**PROBLEM TO WORK ON:**
Where the word "Functions" shows up in the entries below, please copy the whole line.

______________________________

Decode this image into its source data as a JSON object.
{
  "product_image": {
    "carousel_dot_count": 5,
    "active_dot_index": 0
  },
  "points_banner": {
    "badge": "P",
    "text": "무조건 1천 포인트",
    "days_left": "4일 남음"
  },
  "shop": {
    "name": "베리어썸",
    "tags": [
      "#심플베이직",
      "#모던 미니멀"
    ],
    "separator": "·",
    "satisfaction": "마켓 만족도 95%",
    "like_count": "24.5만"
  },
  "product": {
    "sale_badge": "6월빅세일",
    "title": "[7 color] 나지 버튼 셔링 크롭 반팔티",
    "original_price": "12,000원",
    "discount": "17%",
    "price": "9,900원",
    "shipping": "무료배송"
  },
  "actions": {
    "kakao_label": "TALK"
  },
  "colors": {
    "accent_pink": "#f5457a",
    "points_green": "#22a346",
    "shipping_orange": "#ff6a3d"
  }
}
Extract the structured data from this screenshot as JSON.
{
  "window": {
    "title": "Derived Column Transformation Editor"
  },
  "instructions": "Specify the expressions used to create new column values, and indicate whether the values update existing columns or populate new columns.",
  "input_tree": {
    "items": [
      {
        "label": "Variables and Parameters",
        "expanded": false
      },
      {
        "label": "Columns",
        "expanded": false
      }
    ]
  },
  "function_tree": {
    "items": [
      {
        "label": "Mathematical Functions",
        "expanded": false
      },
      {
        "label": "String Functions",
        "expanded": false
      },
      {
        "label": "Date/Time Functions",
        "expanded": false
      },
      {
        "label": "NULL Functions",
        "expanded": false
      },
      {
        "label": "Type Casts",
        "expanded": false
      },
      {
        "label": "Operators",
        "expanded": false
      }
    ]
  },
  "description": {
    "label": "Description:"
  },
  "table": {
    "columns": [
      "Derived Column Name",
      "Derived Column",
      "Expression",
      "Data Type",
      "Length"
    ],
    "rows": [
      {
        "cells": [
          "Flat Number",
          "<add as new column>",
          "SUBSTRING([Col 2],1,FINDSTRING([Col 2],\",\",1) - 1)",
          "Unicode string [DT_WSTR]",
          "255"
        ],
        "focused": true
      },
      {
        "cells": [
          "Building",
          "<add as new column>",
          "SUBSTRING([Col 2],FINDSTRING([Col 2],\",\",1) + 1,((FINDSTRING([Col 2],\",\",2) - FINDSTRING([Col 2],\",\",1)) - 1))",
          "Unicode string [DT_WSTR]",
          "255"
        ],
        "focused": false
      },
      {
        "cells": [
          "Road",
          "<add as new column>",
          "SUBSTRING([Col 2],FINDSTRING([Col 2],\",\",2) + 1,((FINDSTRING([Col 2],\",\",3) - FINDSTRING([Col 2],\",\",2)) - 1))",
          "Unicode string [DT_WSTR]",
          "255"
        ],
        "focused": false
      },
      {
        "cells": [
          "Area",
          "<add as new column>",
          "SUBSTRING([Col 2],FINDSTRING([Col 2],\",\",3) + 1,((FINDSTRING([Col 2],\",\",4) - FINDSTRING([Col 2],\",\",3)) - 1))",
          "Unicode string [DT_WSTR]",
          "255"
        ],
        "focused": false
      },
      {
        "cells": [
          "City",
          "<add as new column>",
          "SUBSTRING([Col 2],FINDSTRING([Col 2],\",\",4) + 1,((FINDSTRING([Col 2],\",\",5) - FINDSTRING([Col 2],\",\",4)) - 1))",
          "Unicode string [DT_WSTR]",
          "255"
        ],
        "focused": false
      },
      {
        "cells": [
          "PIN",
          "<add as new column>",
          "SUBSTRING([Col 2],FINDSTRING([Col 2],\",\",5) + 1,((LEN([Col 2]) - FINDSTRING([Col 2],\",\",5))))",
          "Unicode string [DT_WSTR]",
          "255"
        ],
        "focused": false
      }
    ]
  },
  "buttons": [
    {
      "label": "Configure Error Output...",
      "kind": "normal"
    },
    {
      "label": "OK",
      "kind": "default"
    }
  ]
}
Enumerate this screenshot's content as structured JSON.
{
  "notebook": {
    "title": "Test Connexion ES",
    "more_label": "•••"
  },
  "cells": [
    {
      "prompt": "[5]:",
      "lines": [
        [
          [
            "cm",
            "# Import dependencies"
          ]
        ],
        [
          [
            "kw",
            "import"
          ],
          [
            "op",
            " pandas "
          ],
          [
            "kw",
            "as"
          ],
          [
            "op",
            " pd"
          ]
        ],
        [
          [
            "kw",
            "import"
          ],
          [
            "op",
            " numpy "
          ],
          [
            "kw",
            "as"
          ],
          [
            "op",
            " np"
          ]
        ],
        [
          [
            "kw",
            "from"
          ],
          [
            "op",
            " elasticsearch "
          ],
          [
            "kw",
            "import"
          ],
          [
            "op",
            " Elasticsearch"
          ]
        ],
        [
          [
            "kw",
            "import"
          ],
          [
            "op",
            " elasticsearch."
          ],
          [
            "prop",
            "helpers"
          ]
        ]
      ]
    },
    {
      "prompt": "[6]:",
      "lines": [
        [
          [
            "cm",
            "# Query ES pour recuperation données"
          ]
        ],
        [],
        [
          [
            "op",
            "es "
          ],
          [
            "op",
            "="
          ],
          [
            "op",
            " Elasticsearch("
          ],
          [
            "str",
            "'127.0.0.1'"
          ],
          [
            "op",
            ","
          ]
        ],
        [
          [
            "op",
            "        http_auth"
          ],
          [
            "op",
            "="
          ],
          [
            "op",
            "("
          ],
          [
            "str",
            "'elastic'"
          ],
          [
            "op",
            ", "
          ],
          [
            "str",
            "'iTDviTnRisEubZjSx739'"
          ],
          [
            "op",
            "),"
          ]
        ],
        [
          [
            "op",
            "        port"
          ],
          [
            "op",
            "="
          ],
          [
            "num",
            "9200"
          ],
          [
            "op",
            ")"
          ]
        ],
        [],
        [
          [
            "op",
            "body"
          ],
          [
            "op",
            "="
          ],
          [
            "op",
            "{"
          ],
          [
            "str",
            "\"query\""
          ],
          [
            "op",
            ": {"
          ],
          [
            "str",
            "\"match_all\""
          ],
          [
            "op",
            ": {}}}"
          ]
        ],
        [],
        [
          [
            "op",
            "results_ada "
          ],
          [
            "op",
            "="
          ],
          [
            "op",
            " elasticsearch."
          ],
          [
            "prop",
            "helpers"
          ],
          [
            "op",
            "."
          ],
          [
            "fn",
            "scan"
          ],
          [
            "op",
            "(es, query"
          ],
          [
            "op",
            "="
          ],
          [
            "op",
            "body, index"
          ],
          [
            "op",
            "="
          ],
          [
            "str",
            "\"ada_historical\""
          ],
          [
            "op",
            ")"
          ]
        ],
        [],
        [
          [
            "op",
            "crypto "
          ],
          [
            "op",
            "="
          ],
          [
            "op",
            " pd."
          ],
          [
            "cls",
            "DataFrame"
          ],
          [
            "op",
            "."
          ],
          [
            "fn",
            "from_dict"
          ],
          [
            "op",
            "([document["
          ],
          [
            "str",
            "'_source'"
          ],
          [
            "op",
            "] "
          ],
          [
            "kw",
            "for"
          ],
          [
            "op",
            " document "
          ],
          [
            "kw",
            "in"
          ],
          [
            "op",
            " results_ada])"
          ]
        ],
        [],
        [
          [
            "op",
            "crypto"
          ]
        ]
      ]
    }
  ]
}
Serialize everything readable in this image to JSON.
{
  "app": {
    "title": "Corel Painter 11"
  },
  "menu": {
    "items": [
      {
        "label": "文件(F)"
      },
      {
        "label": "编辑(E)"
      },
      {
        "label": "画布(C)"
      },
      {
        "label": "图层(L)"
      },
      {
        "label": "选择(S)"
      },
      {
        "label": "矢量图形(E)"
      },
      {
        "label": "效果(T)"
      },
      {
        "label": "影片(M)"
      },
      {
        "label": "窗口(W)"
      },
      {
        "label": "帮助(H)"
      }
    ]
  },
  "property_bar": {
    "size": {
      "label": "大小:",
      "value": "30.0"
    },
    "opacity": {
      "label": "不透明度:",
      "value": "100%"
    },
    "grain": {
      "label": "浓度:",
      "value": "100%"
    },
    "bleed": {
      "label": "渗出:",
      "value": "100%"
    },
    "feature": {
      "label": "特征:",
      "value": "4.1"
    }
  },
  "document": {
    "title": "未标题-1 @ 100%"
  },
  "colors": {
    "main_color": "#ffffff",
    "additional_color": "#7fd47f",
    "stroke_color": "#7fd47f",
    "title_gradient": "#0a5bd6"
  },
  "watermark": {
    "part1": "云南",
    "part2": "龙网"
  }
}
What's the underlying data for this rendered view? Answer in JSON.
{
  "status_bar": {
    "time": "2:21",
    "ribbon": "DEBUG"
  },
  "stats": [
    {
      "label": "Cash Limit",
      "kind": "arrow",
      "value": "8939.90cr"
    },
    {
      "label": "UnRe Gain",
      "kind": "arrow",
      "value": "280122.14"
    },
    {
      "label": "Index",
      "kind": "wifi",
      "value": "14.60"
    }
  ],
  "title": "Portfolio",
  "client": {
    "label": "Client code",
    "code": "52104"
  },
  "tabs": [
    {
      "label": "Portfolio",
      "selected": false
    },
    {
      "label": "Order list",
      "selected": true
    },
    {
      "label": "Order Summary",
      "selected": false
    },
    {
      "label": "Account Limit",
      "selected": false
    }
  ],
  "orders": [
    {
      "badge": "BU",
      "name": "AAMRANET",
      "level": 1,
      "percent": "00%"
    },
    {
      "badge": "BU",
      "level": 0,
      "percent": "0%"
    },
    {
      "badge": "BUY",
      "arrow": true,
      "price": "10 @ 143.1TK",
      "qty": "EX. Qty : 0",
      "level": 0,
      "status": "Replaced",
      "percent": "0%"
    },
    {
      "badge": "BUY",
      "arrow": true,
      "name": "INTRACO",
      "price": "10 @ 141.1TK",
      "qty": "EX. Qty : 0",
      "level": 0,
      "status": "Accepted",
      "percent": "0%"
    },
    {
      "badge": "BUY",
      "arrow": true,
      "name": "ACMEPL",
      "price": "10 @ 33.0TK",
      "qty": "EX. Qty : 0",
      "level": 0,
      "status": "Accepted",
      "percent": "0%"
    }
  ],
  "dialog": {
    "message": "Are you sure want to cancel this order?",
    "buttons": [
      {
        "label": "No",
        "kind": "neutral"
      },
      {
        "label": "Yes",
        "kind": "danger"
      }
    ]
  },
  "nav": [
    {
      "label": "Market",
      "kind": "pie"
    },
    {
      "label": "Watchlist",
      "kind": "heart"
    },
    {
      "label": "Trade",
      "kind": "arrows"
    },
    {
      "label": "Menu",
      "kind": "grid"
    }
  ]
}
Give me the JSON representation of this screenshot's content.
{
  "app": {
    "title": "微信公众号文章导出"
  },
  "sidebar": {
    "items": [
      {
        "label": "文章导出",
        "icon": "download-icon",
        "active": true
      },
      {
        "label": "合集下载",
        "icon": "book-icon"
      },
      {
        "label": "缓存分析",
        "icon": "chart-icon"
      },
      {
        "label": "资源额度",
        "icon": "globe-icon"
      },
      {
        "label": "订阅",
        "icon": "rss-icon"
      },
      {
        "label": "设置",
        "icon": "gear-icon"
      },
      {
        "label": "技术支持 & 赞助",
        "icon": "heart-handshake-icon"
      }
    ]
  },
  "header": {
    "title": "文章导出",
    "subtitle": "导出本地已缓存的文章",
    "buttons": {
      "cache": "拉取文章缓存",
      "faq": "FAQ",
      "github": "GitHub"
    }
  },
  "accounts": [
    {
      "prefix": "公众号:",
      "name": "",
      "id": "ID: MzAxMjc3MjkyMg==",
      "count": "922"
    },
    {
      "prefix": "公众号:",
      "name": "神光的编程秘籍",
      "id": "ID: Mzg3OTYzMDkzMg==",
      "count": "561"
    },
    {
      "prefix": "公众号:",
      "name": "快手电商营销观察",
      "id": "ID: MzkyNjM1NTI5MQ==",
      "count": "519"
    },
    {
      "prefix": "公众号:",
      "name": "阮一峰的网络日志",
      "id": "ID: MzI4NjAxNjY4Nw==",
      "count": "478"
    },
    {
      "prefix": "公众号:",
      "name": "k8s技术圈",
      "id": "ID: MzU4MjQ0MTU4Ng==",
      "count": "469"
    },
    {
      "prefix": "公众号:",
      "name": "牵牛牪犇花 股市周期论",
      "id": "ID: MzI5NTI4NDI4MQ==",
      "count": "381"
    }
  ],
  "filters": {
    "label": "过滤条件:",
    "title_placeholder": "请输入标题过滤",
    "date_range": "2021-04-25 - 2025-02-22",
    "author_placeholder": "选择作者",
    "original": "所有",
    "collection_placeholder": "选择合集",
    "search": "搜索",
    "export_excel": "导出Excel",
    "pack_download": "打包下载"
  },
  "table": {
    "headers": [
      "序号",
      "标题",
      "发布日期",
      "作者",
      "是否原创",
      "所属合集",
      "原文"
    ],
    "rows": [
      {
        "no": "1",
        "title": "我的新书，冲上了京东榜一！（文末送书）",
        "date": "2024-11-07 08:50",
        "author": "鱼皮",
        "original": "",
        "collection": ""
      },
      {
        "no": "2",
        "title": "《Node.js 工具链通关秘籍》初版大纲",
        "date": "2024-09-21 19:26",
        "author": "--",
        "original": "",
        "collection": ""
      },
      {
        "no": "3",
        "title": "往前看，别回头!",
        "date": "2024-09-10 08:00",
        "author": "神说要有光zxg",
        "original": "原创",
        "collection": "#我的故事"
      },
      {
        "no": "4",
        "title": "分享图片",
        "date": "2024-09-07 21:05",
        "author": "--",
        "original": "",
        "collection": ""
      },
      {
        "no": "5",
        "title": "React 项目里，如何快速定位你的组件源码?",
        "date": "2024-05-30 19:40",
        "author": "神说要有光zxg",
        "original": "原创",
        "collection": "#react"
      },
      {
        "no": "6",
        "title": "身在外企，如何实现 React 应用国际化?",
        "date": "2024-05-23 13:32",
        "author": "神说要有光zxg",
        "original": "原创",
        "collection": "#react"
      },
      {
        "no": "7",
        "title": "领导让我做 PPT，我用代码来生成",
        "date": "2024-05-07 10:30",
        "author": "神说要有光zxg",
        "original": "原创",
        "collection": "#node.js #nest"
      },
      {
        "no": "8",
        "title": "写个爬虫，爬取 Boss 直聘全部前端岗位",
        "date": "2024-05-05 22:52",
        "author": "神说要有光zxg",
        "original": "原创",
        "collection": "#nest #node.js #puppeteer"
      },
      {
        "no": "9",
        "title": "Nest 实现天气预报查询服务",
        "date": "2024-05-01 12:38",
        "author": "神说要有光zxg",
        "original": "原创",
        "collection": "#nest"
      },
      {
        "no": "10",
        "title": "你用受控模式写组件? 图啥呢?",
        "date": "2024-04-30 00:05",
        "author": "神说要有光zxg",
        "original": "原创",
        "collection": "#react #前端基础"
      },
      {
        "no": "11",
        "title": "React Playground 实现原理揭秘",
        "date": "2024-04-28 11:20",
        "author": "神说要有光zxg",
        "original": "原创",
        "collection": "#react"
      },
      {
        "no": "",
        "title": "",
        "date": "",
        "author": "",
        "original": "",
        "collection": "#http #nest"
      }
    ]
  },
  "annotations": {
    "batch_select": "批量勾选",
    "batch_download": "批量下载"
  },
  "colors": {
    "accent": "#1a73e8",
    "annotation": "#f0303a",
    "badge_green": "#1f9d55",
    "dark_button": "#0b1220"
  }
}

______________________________

**WRITTEN REPLY:**
        "label": "Mathematical Functions",
        "label": "String Functions",
        "label": "Date/Time Functions",
        "label": "NULL Functions",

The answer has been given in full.